With 2:01 to play and the Raiders down 21-13, Carr moved his team from its own 15-yard line all the way to the KC 14. On fourth-and-one, Carr began barking out orders. Howard flinched and was called for the false start. This put Oakland (which gained 135 of its 244 total yards on the ground) in fourth-and-six and running the ball was no longer an option.
Carr’s ensuing pass fell incomplete and the Raiders turned the ball over on downs, ending the game. Had Howard not jumped, the Raiders likely would have converted that fourth down opportunity and potentially tied the game. At least he had NBC to take some of the eyes off him.
Dan Carpenter, Kicker, Bills
Sure, Carpenter missed an extra-point, but it didn’t really factor into the outcome. His horrendous attempt at an onside kick sure did, though.
After scoring a touchdown to get within seven with just under 1:30 to play, Buffalo lined up for an onside kick. Instead of trying to describe how bad Carpenter’s attempted onside kick was, why don’t I just show you. You can see it at 5:23 of this video…
Chip Kelly, Head Coach, 49ers
I’m having a really hard time deciding whether Chip belongs in the swans or pawns section. Yes, he lost the game for the 49ers, but was that good or bad for the organization?
After his team jumped out to a 14-0 lead less than five minutes into the game, Chip and the 49ers looked destined to snap their 11-game losing streak. They headed into the locker room up 17-3 at halftime, and then everything fell apart.

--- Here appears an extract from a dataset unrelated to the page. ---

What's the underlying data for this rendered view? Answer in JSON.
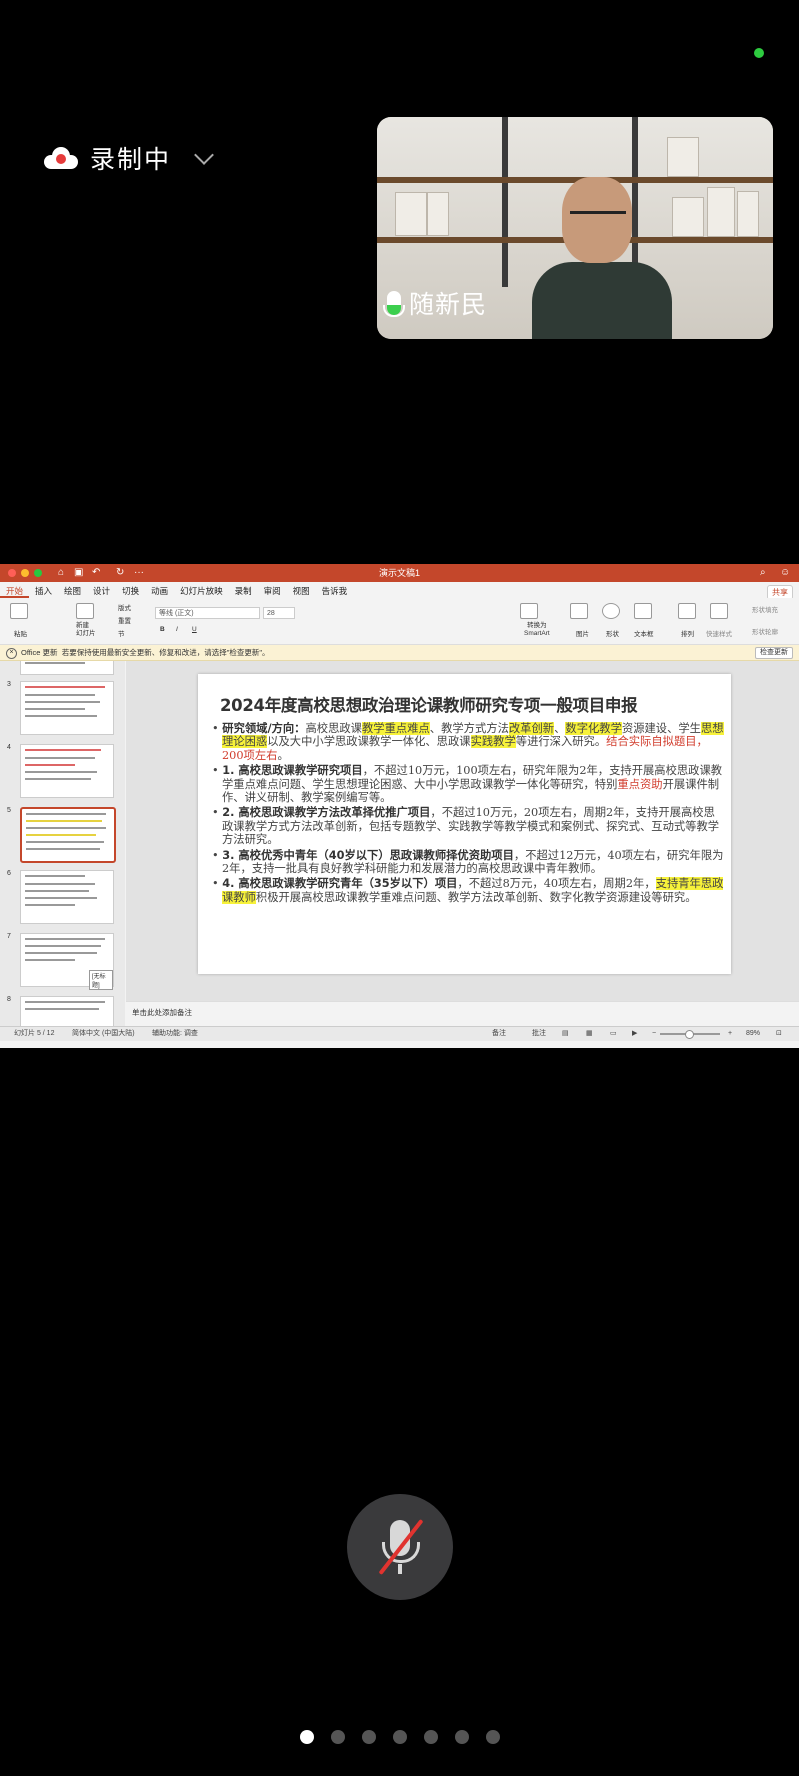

Colin Kaepernick went 11/15 for 116 yards and a touchdown through the air in the first half, and was carving up the horrendous Jets secondary. But Chip clearly didn’t trust his quarterback to put the ball in the air in the second half; Kaepernick only had eight pass attempts after the break, and the 49ers took their foot off the gas just enough for Bryce Petty to bring his team back.
The 49ers watched their lead disappear and prepared themselves for overtime. This is where Chip made his worst/best decision. On the first possession, San Francisco drove into Jets territory and faced a fourth-and-two from the 37-yard line. Kelly decided to roll the dice and go for it. The decision is still baffling to me. Here are all the possible thoughts that could have been going through his head: the coach trusted his ice-cold offense to pick up the two yards; he didn’t trust Phil Dawson to make a 54-yard field goal; he didn’t have any faith in punter Bradley Pinion to pin the Jets deep in their own territory; he had zero faith in his defense to prevent a terrible quarterback from driving his team into field-goal range; or, he just wanted a shot at landing the first-overall pick.
If it was the lattermost option, then well done, Chip. You clearly demonstrated your astute ability to lose a football game.